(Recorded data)

========================================================================

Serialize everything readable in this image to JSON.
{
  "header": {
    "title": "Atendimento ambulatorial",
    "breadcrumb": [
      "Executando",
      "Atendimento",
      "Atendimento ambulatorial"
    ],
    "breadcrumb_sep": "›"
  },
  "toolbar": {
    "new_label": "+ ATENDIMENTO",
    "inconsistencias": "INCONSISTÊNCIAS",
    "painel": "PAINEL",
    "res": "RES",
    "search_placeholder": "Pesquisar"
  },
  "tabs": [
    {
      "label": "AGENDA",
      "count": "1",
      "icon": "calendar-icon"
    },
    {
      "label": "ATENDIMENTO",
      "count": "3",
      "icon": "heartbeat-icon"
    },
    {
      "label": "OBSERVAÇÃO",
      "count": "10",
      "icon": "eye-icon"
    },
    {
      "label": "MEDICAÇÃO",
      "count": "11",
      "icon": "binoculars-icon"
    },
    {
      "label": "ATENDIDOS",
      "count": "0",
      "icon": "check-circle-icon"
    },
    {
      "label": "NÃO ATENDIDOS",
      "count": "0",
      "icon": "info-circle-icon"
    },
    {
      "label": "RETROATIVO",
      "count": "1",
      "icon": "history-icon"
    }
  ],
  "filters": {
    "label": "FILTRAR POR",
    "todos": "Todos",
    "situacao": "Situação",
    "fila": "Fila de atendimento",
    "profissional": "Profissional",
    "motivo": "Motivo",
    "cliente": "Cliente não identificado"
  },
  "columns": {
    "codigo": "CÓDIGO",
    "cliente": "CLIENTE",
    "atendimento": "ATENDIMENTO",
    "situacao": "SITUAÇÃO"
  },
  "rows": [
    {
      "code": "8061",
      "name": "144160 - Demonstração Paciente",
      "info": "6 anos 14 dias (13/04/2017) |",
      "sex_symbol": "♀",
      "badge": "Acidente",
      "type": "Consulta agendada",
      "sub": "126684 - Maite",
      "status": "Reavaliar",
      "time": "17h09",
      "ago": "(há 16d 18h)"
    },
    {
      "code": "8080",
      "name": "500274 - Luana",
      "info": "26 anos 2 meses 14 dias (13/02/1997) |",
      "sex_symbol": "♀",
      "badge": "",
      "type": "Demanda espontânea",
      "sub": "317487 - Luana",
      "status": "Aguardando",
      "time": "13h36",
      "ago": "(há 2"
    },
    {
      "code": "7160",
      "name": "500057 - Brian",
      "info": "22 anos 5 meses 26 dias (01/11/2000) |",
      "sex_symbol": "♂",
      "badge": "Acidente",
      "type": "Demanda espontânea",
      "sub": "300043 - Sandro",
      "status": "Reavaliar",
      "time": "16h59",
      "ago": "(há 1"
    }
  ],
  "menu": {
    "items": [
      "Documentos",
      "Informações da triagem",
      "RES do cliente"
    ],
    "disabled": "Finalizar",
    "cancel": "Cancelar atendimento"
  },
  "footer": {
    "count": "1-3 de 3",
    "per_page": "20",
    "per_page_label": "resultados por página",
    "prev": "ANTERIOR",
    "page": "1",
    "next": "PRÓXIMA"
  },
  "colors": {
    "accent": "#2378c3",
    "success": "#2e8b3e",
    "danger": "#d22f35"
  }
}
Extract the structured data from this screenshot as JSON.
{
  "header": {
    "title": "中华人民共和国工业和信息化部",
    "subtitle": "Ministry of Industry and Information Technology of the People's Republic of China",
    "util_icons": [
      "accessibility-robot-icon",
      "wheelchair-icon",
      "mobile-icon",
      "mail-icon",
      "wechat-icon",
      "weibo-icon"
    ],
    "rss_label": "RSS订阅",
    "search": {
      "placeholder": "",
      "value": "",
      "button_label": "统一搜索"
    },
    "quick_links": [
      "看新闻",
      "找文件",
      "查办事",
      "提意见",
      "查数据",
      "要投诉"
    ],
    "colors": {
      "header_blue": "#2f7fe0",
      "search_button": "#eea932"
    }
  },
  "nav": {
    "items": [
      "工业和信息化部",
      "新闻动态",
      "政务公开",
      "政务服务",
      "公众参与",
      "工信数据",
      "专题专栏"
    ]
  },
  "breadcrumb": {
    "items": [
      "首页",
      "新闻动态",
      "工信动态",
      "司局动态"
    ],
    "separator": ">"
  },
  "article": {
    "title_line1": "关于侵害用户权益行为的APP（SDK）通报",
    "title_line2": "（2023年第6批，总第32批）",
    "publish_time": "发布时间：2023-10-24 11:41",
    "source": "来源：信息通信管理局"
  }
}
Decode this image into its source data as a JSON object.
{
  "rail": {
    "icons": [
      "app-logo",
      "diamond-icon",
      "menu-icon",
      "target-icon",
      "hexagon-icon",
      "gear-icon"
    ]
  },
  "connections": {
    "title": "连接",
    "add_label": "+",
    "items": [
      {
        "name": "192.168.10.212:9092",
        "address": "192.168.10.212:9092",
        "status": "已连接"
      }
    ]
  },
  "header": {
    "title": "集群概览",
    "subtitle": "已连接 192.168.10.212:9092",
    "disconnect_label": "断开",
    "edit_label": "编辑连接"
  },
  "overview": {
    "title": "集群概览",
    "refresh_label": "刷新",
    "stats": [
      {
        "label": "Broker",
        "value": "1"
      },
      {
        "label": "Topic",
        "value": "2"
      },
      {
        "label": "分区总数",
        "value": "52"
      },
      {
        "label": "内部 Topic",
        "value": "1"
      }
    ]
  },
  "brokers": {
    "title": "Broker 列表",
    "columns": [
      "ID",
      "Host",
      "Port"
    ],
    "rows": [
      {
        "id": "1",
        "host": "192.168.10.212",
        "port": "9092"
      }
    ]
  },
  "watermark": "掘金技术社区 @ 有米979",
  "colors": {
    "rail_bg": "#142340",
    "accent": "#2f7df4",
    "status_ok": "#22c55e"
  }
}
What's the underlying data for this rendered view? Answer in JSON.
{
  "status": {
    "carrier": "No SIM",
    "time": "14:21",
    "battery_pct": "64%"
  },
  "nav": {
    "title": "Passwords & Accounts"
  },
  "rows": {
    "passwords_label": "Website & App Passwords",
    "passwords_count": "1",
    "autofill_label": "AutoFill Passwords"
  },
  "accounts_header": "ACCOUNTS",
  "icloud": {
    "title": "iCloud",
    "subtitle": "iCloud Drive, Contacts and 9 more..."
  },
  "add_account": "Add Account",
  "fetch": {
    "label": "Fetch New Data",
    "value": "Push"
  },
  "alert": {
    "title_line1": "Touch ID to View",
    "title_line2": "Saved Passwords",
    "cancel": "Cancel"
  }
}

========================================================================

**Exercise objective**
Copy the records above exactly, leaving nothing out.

**Task solution**
Serialize everything readable in this image to JSON.
{
  "header": {
    "title": "Atendimento ambulatorial",
    "breadcrumb": [
      "Executando",
      "Atendimento",
      "Atendimento ambulatorial"
    ],
    "breadcrumb_sep": "›"
  },
  "toolbar": {
    "new_label": "+ ATENDIMENTO",
    "inconsistencias": "INCONSISTÊNCIAS",
    "painel": "PAINEL",
    "res": "RES",
    "search_placeholder": "Pesquisar"
  },
  "tabs": [
    {
      "label": "AGENDA",
      "count": "1",
      "icon": "calendar-icon"
    },
    {
      "label": "ATENDIMENTO",
      "count": "3",
      "icon": "heartbeat-icon"
    },
    {
      "label": "OBSERVAÇÃO",
      "count": "10",
      "icon": "eye-icon"
    },
    {
      "label": "MEDICAÇÃO",
      "count": "11",
      "icon": "binoculars-icon"
    },
    {
      "label": "ATENDIDOS",
      "count": "0",
      "icon": "check-circle-icon"
    },
    {
      "label": "NÃO ATENDIDOS",
      "count": "0",
      "icon": "info-circle-icon"
    },
    {
      "label": "RETROATIVO",
      "count": "1",
      "icon": "history-icon"
    }
  ],
  "filters": {
    "label": "FILTRAR POR",
    "todos": "Todos",
    "situacao": "Situação",
    "fila": "Fila de atendimento",
    "profissional": "Profissional",
    "motivo": "Motivo",
    "cliente": "Cliente não identificado"
  },
  "columns": {
    "codigo": "CÓDIGO",
    "cliente": "CLIENTE",
    "atendimento": "ATENDIMENTO",
    "situacao": "SITUAÇÃO"
  },
  "rows": [
    {
      "code": "8061",
      "name": "144160 - Demonstração Paciente",
      "info": "6 anos 14 dias (13/04/2017) |",
      "sex_symbol": "♀",
      "badge": "Acidente",
      "type": "Consulta agendada",
      "sub": "126684 - Maite",
      "status": "Reavaliar",
      "time": "17h09",
      "ago": "(há 16d 18h)"
    },
    {
      "code": "8080",
      "name": "500274 - Luana",
      "info": "26 anos 2 meses 14 dias (13/02/1997) |",
      "sex_symbol": "♀",
      "badge": "",
      "type": "Demanda espontânea",
      "sub": "317487 - Luana",
      "status": "Aguardando",
      "time": "13h36",
      "ago": "(há 2"
    },
    {
      "code": "7160",
      "name": "500057 - Brian",
      "info": "22 anos 5 meses 26 dias (01/11/2000) |",
      "sex_symbol": "♂",
      "badge": "Acidente",
      "type": "Demanda espontânea",
      "sub": "300043 - Sandro",
      "status": "Reavaliar",
      "time": "16h59",
      "ago": "(há 1"
    }
  ],
  "menu": {
    "items": [
      "Documentos",
      "Informações da triagem",
      "RES do cliente"
    ],
    "disabled": "Finalizar",
    "cancel": "Cancelar atendimento"
  },
  "footer": {
    "count": "1-3 de 3",
    "per_page": "20",
    "per_page_label": "resultados por página",
    "prev": "ANTERIOR",
    "page": "1",
    "next": "PRÓXIMA"
  },
  "colors": {
    "accent": "#2378c3",
    "success": "#2e8b3e",
    "danger": "#d22f35"
  }
}
Extract the structured data from this screenshot as JSON.
{
  "header": {
    "title": "中华人民共和国工业和信息化部",
    "subtitle": "Ministry of Industry and Information Technology of the People's Republic of China",
    "util_icons": [
      "accessibility-robot-icon",
      "wheelchair-icon",
      "mobile-icon",
      "mail-icon",
      "wechat-icon",
      "weibo-icon"
    ],
    "rss_label": "RSS订阅",
    "search": {
      "placeholder": "",
      "value": "",
      "button_label": "统一搜索"
    },
    "quick_links": [
      "看新闻",
      "找文件",
      "查办事",
      "提意见",
      "查数据",
      "要投诉"
    ],
    "colors": {
      "header_blue": "#2f7fe0",
      "search_button": "#eea932"
    }
  },
  "nav": {
    "items": [
      "工业和信息化部",
      "新闻动态",
      "政务公开",
      "政务服务",
      "公众参与",
      "工信数据",
      "专题专栏"
    ]
  },
  "breadcrumb": {
    "items": [
      "首页",
      "新闻动态",
      "工信动态",
      "司局动态"
    ],
    "separator": ">"
  },
  "article": {
    "title_line1": "关于侵害用户权益行为的APP（SDK）通报",
    "title_line2": "（2023年第6批，总第32批）",
    "publish_time": "发布时间：2023-10-24 11:41",
    "source": "来源：信息通信管理局"
  }
}
Decode this image into its source data as a JSON object.
{
  "rail": {
    "icons": [
      "app-logo",
      "diamond-icon",
      "menu-icon",
      "target-icon",
      "hexagon-icon",
      "gear-icon"
    ]
  },
  "connections": {
    "title": "连接",
    "add_label": "+",
    "items": [
      {
        "name": "192.168.10.212:9092",
        "address": "192.168.10.212:9092",
        "status": "已连接"
      }
    ]
  },
  "header": {
    "title": "集群概览",
    "subtitle": "已连接 192.168.10.212:9092",
    "disconnect_label": "断开",
    "edit_label": "编辑连接"
  },
  "overview": {
    "title": "集群概览",
    "refresh_label": "刷新",
    "stats": [
      {
        "label": "Broker",
        "value": "1"
      },
      {
        "label": "Topic",
        "value": "2"
      },
      {
        "label": "分区总数",
        "value": "52"
      },
      {
        "label": "内部 Topic",
        "value": "1"
      }
    ]
  },
  "brokers": {
    "title": "Broker 列表",
    "columns": [
      "ID",
      "Host",
      "Port"
    ],
    "rows": [
      {
        "id": "1",
        "host": "192.168.10.212",
        "port": "9092"
      }
    ]
  },
  "watermark": "掘金技术社区 @ 有米979",
  "colors": {
    "rail_bg": "#142340",
    "accent": "#2f7df4",
    "status_ok": "#22c55e"
  }
}
What's the underlying data for this rendered view? Answer in JSON.
{
  "status": {
    "carrier": "No SIM",
    "time": "14:21",
    "battery_pct": "64%"
  },
  "nav": {
    "title": "Passwords & Accounts"
  },
  "rows": {
    "passwords_label": "Website & App Passwords",
    "passwords_count": "1",
    "autofill_label": "AutoFill Passwords"
  },
  "accounts_header": "ACCOUNTS",
  "icloud": {
    "title": "iCloud",
    "subtitle": "iCloud Drive, Contacts and 9 more..."
  },
  "add_account": "Add Account",
  "fetch": {
    "label": "Fetch New Data",
    "value": "Push"
  },
  "alert": {
    "title_line1": "Touch ID to View",
    "title_line2": "Saved Passwords",
    "cancel": "Cancel"
  }
}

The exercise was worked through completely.